Task to carry out: Throughout the records below, find the lines with the string "image" and give how many there are, nothing else.

[Web page and app entries]
»»

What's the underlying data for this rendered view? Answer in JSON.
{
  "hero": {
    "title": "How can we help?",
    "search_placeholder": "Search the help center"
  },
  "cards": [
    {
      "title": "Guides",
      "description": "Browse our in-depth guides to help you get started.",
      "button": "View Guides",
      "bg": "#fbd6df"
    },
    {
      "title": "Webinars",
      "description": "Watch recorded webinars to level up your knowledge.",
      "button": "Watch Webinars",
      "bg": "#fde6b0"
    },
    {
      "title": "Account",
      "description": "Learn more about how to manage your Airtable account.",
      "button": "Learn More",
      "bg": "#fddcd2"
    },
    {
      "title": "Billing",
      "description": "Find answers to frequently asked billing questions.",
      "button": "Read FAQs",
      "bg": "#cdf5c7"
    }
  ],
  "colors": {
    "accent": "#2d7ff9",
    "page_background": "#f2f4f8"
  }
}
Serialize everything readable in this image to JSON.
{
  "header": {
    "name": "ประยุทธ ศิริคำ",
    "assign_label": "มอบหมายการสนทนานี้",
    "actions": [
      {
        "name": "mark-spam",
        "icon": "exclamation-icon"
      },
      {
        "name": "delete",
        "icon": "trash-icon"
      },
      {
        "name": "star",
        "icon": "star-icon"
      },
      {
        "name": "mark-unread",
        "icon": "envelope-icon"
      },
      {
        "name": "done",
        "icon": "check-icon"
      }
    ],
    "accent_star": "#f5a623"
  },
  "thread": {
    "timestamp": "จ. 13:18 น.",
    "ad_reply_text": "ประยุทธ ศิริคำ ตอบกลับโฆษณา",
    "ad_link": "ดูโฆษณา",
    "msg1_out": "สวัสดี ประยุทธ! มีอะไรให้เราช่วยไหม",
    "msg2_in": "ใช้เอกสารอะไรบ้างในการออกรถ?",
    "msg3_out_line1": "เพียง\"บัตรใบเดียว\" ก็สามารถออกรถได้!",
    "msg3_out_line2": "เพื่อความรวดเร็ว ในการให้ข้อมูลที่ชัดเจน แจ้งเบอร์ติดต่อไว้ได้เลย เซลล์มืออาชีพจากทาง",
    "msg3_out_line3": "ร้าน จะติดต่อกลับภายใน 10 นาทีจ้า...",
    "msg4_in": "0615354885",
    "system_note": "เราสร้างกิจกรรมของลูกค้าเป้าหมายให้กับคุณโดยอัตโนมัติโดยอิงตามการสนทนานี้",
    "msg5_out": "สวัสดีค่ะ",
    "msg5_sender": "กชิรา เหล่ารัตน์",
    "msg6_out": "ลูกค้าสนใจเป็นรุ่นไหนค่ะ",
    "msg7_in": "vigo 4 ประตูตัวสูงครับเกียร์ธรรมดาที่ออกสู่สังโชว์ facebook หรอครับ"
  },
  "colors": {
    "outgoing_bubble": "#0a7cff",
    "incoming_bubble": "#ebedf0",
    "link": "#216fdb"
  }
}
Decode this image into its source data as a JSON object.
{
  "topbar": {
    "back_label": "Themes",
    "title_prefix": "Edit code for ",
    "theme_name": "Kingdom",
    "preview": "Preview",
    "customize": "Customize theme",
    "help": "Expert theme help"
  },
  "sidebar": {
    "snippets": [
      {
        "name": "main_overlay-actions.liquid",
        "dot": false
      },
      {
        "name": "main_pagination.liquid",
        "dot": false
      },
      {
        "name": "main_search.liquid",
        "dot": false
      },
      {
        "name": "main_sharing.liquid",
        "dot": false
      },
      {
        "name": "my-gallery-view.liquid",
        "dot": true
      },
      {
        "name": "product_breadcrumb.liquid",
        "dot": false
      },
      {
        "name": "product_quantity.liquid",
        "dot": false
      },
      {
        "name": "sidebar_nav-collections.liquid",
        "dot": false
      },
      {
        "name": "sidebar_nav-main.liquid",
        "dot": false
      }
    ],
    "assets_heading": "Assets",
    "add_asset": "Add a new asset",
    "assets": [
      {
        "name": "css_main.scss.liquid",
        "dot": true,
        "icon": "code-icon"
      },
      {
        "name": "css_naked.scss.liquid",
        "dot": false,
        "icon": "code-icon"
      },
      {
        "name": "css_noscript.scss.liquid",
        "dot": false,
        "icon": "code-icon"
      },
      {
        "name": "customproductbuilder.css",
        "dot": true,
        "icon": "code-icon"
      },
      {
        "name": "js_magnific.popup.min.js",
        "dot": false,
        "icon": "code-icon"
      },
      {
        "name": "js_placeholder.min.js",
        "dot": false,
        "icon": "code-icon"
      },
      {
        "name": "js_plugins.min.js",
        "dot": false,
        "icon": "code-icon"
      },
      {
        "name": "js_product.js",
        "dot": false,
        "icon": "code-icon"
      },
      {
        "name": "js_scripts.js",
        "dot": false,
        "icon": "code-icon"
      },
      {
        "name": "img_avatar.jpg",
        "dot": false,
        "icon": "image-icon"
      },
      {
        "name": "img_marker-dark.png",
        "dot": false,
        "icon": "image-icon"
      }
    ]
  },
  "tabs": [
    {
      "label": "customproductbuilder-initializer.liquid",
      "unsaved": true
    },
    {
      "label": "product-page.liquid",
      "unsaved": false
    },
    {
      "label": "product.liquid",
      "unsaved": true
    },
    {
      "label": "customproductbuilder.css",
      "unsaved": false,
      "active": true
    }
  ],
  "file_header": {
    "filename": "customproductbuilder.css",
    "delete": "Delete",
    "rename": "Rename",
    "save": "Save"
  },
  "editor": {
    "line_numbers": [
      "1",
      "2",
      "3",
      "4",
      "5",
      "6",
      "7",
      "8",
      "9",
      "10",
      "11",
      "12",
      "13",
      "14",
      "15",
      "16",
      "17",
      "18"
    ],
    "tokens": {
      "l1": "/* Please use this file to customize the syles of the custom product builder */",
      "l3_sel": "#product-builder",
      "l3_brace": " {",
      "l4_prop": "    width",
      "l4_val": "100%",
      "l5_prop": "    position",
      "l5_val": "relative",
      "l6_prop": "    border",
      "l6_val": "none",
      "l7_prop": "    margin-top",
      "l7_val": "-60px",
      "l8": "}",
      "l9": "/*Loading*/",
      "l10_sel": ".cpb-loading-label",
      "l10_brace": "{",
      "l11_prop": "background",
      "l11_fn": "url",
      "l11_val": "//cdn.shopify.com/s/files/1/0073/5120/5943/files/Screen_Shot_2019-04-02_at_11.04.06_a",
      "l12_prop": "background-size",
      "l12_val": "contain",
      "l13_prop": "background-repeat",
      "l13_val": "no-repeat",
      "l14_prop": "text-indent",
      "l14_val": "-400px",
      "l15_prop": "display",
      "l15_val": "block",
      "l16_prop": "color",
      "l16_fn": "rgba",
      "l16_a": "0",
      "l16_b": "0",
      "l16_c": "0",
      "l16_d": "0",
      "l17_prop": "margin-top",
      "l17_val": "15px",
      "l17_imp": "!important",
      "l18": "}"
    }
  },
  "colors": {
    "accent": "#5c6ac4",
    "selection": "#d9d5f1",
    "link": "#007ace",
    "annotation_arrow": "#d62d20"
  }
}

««

Solution to this exercise: 4